EXERCISE GOAL: Please filter the entries and return only the lines that include "data".
::::
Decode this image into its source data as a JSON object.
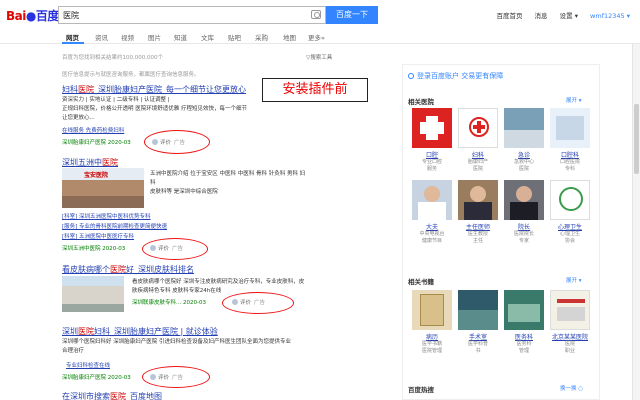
{
  "header": {
    "logo_bai": "Bai",
    "logo_paw": "●",
    "logo_du": "百度",
    "search_query": "医院",
    "search_button": "百度一下",
    "top_links": [
      "百度首页",
      "消息",
      "设置 ▾"
    ],
    "user": "wmf12345 ▾"
  },
  "tabs": [
    "网页",
    "资讯",
    "视频",
    "图片",
    "知道",
    "文库",
    "贴吧",
    "采购",
    "地图",
    "更多»"
  ],
  "results_meta": {
    "count": "百度为您找到相关结果约100,000,000个",
    "tools": "▽搜索工具",
    "notice": "医疗信息提示与就医咨询服务，都属医疗查询信息服务。"
  },
  "annotation": "安装插件前",
  "results": [
    {
      "title_pre": "妇科",
      "title_em": "医院",
      "title_post": "_深圳胎康妇产医院_每一个细节让您更放心",
      "lines": [
        "资深实力 | 实地认证 | 二级专科 | 认证调整 |",
        "正规妇科医院，价格公开透明 医院环境舒适优雅 疗程短见效快，每一个细节",
        "让您更放心..."
      ],
      "link": "在线服务  先费药检费妇科",
      "source": "深圳胎康妇产医院  2020-03  ",
      "eval": "评价",
      "ad": "广告"
    },
    {
      "title_pre": "深圳五洲中",
      "title_em": "医院",
      "title_post": "",
      "brand": "宝安医院",
      "lines": [
        "五洲中医院介绍 位于宝安区 中医科 中医科 骨科 针灸科 男科 妇科",
        "皮肤科等 是深圳中综合医院"
      ],
      "sublinks": [
        "[科室] 深圳五洲医院中医科优势专科",
        "[服务] 专业的骨科医院前期检查更简便快速",
        "[科室] 五洲医院中医医疗专科"
      ],
      "source": "深圳五洲中医院  2020-03  ",
      "eval": "评价",
      "ad": "广告"
    },
    {
      "title_pre": "看皮肤病哪个",
      "title_em": "医院",
      "title_post": "好_深圳皮肤科排名",
      "lines": [
        "看皮肤病哪个医院好 深圳专注皮肤病研究及治疗专科，专业皮肤科，皮",
        "肤疾病特色专科 皮肤科专家24h在线"
      ],
      "source": "深圳联康皮肤专科...  2020-03  ",
      "eval": "评价",
      "ad": "广告"
    },
    {
      "title_pre": "深圳",
      "title_em": "医院",
      "title_post": "妇科_深圳胎康妇产医院 | 就诊体验",
      "lines": [
        "深圳哪个医院妇科好 深圳胎康妇产医院 引进妇科检查设备及妇产科医生团队全面为您提供专业",
        "合理治疗"
      ],
      "link": "专业妇科检查在线",
      "source": "深圳胎康妇产医院  2020-03  ",
      "eval": "评价",
      "ad": "广告"
    },
    {
      "title_pre": "在深圳市搜索",
      "title_em": "医院",
      "title_post": "_百度地图"
    }
  ],
  "right": {
    "login": "登录百度账户  交易更有保障",
    "section1": "相关医院",
    "section1_more": "展开 ▾",
    "hospitals": [
      {
        "name": "口腔",
        "desc": "专业口腔\n服务"
      },
      {
        "name": "妇科",
        "desc": "胎康妇产\n医院"
      },
      {
        "name": "急诊",
        "desc": "急救中心\n医院"
      },
      {
        "name": "口腔科",
        "desc": "口腔医院\n专科"
      }
    ],
    "people": [
      {
        "name": "大夫",
        "desc": "中央电视台\n健康节目"
      },
      {
        "name": "主任医师",
        "desc": "医生教授\n主任"
      },
      {
        "name": "院长",
        "desc": "医院院长\n专家"
      },
      {
        "name": "心理卫生",
        "desc": "心理卫生\n协会"
      }
    ],
    "section2": "相关书籍",
    "section2_more": "展开 ▾",
    "books": [
      {
        "name": "病历",
        "desc": "医学书籍\n医院管理"
      },
      {
        "name": "手术室",
        "desc": "医学科普\n书"
      },
      {
        "name": "医务科",
        "desc": "医务科\n管理"
      },
      {
        "name": "北京某某医院",
        "desc": "医院\n职业"
      }
    ],
    "hot": "百度热搜",
    "hot_refresh": "换一换 ○"
  },
  "colors": {
    "accent": "#3385ff",
    "link": "#2440b3",
    "highlight": "#cc0000",
    "annotation_red": "#ee1111",
    "logo_red": "#e10602",
    "logo_blue": "#2932e1"
  }
}
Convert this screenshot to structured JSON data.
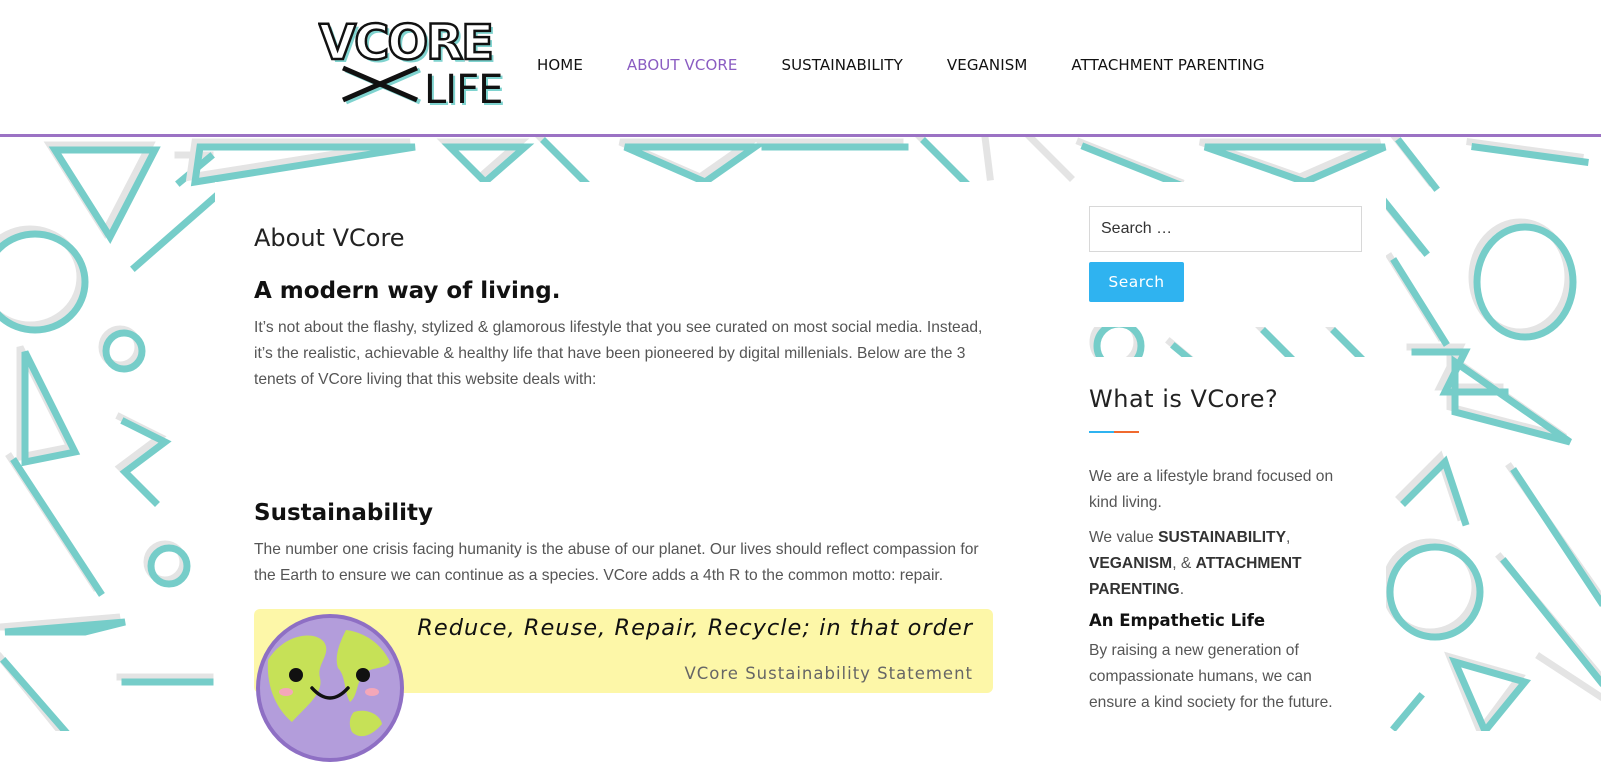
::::
SOLUTION TO THIS PROBLEM:
Decode this image into its source data as a JSON object.
Convert this screenshot to structured JSON data.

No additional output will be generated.